Check every line of the entries for "Memory", and copy the lines that hold it.

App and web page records
- Opening Delimiter -
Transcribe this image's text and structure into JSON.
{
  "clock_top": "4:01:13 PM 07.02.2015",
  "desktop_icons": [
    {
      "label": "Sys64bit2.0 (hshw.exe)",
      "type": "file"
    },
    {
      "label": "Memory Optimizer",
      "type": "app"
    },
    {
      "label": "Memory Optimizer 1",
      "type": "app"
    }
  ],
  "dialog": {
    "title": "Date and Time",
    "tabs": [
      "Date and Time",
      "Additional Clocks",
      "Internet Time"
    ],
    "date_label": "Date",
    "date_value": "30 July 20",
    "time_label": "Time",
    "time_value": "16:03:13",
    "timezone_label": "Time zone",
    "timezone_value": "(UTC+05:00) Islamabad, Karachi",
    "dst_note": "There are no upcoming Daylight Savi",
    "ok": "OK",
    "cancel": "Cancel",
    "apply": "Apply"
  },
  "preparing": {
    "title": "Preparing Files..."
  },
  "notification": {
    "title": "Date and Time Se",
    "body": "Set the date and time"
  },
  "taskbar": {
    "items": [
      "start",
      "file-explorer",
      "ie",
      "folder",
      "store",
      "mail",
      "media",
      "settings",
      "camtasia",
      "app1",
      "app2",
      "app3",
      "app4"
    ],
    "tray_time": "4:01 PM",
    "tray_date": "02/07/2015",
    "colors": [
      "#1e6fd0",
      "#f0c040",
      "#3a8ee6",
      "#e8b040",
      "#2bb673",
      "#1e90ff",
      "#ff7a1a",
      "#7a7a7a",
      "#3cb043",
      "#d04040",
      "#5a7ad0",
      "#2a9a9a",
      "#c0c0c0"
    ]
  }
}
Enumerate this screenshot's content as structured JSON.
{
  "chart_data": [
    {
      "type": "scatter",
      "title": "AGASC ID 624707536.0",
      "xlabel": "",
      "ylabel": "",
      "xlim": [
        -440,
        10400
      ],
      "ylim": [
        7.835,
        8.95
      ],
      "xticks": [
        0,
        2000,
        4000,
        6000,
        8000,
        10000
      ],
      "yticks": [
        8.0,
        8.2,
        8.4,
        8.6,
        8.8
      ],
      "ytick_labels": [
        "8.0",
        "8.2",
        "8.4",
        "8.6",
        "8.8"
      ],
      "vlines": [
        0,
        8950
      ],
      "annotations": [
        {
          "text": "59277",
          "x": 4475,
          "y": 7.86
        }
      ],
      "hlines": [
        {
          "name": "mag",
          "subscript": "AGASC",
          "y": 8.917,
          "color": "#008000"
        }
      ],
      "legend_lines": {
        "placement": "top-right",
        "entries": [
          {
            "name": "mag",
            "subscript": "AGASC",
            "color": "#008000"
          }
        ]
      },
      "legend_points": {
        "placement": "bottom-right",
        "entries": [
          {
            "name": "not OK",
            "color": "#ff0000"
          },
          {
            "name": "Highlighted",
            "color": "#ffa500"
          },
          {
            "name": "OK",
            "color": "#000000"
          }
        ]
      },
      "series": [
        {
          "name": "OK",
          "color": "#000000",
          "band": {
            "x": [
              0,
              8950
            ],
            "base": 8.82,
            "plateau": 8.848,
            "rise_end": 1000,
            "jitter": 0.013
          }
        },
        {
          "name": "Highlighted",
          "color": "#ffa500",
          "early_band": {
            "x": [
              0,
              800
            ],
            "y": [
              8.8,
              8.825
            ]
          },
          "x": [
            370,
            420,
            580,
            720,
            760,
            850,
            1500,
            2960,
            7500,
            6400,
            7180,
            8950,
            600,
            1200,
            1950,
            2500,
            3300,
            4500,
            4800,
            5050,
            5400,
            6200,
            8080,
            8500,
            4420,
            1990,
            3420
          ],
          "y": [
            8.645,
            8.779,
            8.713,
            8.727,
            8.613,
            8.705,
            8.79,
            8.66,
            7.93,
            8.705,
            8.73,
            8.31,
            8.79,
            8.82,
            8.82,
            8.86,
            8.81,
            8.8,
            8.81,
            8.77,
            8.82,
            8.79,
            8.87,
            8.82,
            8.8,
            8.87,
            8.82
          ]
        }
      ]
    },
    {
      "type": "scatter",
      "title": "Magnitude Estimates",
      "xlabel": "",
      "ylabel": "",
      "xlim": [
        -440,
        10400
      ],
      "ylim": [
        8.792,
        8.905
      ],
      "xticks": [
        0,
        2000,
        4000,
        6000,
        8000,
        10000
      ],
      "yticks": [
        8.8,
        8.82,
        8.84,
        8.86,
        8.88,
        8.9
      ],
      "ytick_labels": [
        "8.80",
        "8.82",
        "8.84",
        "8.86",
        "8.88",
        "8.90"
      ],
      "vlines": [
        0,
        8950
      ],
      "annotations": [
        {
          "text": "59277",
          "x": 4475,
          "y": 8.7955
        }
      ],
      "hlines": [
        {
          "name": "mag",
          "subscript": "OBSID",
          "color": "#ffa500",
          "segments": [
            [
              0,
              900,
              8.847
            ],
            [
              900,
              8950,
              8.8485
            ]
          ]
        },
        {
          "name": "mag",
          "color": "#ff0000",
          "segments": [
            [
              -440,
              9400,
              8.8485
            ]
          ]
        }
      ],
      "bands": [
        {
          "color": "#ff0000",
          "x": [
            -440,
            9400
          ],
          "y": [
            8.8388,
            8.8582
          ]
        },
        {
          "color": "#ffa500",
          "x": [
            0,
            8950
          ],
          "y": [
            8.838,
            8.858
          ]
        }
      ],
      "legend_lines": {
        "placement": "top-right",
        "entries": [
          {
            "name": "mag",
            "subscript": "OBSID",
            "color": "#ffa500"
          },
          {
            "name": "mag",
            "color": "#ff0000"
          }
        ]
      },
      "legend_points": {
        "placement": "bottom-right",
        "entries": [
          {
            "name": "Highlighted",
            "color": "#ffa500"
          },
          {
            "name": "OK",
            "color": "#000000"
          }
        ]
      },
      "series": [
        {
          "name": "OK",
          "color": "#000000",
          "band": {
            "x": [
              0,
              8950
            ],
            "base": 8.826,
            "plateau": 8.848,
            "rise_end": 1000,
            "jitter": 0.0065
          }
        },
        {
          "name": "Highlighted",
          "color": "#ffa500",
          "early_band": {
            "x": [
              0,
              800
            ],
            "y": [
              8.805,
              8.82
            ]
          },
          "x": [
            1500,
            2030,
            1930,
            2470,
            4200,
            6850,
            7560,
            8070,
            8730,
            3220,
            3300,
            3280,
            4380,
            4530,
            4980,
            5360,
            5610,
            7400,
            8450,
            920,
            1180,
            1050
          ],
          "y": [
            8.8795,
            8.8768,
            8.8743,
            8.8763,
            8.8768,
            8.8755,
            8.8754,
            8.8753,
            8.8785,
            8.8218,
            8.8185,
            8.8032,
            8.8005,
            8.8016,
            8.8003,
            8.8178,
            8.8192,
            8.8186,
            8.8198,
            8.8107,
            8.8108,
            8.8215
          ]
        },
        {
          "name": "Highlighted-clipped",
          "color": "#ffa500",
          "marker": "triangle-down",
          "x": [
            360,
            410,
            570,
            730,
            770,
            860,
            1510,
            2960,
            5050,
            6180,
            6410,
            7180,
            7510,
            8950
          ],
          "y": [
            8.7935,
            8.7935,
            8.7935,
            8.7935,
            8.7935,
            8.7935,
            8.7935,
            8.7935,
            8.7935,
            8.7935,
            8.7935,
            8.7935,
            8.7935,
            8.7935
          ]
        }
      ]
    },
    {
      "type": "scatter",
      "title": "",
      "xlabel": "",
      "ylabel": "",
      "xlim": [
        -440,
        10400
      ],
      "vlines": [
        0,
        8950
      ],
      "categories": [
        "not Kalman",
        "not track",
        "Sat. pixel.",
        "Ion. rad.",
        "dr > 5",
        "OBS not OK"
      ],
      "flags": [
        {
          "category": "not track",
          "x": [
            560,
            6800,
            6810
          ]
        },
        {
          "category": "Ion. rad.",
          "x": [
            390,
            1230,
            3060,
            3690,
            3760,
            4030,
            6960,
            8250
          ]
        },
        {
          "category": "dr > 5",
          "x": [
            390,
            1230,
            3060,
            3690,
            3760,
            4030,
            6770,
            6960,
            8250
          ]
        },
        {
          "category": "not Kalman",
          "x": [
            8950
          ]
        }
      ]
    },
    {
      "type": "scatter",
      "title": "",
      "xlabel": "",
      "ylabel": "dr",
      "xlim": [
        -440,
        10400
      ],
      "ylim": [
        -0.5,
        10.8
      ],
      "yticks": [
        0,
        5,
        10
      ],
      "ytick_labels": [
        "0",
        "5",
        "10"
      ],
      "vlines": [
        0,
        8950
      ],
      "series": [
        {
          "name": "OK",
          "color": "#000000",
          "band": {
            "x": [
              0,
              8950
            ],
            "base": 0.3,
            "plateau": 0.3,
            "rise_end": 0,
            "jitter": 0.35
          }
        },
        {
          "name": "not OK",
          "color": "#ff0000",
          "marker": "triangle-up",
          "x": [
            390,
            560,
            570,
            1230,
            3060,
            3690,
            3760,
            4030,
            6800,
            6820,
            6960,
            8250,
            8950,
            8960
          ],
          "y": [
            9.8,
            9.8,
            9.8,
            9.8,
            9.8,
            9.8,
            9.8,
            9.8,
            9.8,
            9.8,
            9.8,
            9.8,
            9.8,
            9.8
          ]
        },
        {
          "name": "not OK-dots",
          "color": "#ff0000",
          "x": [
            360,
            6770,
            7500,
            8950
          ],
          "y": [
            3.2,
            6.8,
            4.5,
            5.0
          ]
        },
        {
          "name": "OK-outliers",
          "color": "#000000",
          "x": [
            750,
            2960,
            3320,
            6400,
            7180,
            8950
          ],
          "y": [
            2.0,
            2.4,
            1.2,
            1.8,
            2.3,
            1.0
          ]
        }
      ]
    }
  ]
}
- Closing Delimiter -
> _Solution for this exercise_:
      "label": "Memory Optimizer",
      "label": "Memory Optimizer 1",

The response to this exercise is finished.